While Justice Stephen Breyer concurred with the judgment of the court, he was eager to limit its finding. The court had previously ruled that governments can’t deny general services like police and fire protection to houses of worship, he wrote. “Here, the State would cut Trinity Lutheran off from participation in a general program designed to secure or to improve the health and safety of children. I see no significant difference.” He agreed that the court should find in favor of Trinity Lutheran, but “I would leave the application of the Free Exercise Clause to other kinds of public benefits for another day,” he said.
Breyer seemed to be anticipating the floodgate of legal challenges that Trinity Lutheran may invite. This is the first time the court has said the government is required to provide public funding directly to a religious organization. That decision could have implications for a host of other policy fights—especially the debate over public funding for private religious schools. In her dissent to the majority’s decision, joined by Justice Ruth Bader Ginsburg, Sonia Sotomayor wrote that this was her great fear about this decision.
“This case is about nothing less than the relationship between religious institutions and the civil government—that is, between church and state,” she wrote.
The Court today profoundly changes that relationship by holding, for the first time, that the Constitution requires the government to provide public funds directly to a church. Its decision slights both our precedents and our history, and its reasoning weakens this country’s longstanding commitment to a separation of church and state beneficial to both.
While her colleagues may see this about nothing more than tire scraps on a church playground, Sotomayor argued that the decision undermines years of court precedent and legal history in the United States. She walked through case after case of the early American states limiting the flow of public money to houses of worship.
“Those who fought to end the public funding of religion based their opposition on a powerful set of arguments,” she wrote. “The civil government, they maintained, could claim no authority over religious belief. For them, support for religion compelled by the State marked an overstep of authority that would only lead to more.”
Early legislators also argued that religious groups would start competing for public money, she wrote. “Religion was best served when sects reached out on the basis of their tenets alone, unsullied by outside forces, allowing adherents to come to their faith voluntarily.” Missouri wasn’t being “anti-religious” in denying money to Trinity Lutheran, Sotomayor argued. It was choosing to remain secular.
“If this separation [of church and state] means anything, it means that the government cannot … tax its citizens and turn that money over to houses of worship,” Sotomayor wrote. “The Court today blinds itself to the outcome this history requires and leads us instead to a place where separation of church and state is a constitutional slogan, not a constitutional commitment.”

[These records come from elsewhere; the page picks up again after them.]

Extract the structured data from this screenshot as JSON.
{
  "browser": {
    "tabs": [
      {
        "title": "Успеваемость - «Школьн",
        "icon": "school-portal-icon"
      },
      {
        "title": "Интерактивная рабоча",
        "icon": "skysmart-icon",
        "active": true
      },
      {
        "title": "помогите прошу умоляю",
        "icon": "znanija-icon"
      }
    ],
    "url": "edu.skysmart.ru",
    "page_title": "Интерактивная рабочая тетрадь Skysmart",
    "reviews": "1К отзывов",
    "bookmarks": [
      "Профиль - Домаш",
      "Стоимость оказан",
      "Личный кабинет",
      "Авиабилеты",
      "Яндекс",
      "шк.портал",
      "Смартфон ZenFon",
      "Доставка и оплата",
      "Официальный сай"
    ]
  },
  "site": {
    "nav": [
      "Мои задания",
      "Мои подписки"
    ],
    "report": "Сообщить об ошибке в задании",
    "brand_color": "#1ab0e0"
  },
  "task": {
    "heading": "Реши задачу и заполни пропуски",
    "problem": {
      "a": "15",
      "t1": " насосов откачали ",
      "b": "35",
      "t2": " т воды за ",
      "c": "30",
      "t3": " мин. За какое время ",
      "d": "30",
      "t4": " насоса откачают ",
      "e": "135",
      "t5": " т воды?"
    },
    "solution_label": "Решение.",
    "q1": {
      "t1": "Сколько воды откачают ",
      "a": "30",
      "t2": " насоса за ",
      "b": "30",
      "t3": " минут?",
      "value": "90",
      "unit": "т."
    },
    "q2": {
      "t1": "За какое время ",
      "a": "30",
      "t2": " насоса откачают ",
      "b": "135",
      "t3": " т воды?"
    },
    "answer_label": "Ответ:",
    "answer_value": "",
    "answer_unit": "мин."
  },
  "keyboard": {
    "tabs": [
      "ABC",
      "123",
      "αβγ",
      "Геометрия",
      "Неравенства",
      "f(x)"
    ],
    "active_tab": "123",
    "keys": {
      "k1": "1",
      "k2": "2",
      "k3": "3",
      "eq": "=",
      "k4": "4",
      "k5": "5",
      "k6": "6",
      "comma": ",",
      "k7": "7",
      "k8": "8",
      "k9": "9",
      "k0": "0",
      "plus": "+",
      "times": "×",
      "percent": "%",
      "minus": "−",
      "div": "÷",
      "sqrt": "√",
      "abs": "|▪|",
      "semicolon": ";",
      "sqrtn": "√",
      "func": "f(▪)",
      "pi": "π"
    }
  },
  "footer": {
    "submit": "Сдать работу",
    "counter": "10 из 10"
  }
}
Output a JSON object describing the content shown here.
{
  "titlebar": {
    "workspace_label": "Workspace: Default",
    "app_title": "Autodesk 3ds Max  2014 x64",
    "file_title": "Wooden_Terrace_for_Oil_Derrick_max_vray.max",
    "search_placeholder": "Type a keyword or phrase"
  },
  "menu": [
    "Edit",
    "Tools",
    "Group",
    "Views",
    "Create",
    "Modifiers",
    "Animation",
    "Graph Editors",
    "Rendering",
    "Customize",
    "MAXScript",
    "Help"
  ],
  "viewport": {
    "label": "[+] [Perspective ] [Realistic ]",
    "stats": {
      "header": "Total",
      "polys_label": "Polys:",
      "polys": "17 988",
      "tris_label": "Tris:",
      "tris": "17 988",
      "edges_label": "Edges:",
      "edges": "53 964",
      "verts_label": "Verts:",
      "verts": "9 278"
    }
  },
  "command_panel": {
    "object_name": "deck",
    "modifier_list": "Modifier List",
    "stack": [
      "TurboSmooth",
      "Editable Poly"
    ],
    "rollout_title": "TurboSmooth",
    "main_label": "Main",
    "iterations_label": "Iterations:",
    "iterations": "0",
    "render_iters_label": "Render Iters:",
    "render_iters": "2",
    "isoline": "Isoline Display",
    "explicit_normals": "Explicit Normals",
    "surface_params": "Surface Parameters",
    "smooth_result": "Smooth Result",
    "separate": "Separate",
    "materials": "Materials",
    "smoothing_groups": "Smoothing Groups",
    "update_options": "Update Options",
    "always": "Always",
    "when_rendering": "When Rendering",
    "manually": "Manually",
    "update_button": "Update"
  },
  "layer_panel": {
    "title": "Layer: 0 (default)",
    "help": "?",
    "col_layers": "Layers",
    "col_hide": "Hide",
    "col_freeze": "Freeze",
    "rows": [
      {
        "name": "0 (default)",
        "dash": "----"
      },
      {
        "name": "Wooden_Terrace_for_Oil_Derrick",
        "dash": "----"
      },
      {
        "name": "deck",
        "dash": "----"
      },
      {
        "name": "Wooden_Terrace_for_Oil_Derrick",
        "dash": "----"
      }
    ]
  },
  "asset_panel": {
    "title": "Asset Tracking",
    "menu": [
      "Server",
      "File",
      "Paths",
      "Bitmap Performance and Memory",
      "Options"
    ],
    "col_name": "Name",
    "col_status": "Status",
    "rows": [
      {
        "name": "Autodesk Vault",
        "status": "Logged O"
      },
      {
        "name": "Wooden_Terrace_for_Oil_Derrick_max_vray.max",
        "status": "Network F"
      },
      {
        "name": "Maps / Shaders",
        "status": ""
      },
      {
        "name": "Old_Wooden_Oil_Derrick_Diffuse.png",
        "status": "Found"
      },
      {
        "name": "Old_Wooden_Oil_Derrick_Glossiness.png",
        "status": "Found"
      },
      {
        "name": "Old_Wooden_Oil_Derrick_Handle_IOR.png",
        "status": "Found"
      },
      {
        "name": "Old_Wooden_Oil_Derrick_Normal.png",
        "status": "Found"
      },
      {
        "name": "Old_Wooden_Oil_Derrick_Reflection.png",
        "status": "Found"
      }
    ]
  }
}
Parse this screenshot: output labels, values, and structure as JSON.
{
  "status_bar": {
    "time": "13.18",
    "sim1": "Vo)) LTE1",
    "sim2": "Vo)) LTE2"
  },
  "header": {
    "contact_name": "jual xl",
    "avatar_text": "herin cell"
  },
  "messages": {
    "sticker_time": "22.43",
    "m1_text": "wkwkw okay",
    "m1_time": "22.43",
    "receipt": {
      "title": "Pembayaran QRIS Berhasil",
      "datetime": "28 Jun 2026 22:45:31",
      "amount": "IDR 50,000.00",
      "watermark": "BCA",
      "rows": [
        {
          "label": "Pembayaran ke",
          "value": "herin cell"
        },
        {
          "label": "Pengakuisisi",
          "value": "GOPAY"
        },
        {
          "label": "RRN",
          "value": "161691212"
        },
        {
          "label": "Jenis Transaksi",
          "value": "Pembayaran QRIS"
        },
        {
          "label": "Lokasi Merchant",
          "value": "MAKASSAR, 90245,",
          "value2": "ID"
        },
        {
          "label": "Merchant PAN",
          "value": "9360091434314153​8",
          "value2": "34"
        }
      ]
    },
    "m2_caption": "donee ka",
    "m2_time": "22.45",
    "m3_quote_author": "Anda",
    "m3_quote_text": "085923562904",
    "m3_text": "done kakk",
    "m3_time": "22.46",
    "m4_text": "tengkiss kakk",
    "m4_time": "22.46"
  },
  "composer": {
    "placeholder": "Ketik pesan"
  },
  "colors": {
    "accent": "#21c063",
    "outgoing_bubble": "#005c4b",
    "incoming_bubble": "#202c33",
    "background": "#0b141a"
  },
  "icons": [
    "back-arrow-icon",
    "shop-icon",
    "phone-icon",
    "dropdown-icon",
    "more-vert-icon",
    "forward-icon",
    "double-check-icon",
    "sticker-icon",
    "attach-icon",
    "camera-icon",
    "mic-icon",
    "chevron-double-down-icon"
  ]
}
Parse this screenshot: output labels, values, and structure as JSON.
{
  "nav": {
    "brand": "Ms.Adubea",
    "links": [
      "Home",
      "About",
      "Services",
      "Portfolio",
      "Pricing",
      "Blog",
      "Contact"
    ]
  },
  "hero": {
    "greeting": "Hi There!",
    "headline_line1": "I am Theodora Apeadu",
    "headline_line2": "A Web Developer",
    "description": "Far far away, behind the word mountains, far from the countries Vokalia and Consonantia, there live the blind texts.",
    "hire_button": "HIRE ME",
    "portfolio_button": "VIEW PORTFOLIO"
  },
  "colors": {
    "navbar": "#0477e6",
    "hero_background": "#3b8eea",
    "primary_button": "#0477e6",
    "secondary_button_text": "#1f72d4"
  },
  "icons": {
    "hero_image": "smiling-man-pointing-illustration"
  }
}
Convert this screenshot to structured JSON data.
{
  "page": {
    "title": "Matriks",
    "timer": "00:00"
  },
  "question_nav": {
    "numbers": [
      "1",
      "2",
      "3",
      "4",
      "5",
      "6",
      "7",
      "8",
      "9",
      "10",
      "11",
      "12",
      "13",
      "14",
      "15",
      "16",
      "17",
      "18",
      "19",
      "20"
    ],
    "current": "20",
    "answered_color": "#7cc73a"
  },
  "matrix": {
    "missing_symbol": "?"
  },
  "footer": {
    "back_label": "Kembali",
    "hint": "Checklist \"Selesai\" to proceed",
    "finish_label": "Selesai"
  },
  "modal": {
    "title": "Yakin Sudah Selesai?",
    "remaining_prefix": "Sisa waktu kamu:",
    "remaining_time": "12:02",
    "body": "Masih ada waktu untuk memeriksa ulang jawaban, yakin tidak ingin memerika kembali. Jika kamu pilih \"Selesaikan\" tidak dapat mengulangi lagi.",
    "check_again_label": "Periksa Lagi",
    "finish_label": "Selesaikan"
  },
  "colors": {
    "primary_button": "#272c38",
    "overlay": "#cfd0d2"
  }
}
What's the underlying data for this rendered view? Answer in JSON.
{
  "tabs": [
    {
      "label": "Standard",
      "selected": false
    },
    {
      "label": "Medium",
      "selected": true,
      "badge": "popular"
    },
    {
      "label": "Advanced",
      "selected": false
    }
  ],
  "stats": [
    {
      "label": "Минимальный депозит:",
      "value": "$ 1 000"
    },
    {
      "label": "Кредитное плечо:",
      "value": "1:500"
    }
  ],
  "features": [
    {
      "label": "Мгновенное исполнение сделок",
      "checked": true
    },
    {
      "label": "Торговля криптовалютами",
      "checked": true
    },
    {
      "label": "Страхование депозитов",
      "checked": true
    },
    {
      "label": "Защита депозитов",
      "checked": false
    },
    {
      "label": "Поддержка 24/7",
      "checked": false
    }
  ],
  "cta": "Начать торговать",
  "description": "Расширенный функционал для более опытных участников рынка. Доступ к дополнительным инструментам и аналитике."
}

As Sotomayor predicts, Trinity Lutheran is likely the beginning of a new wave of legal challenges about government funds and the free-exercise clause. A little case about tire scraps and playgrounds just set the stage for a new way of thinking about the separation of church and state.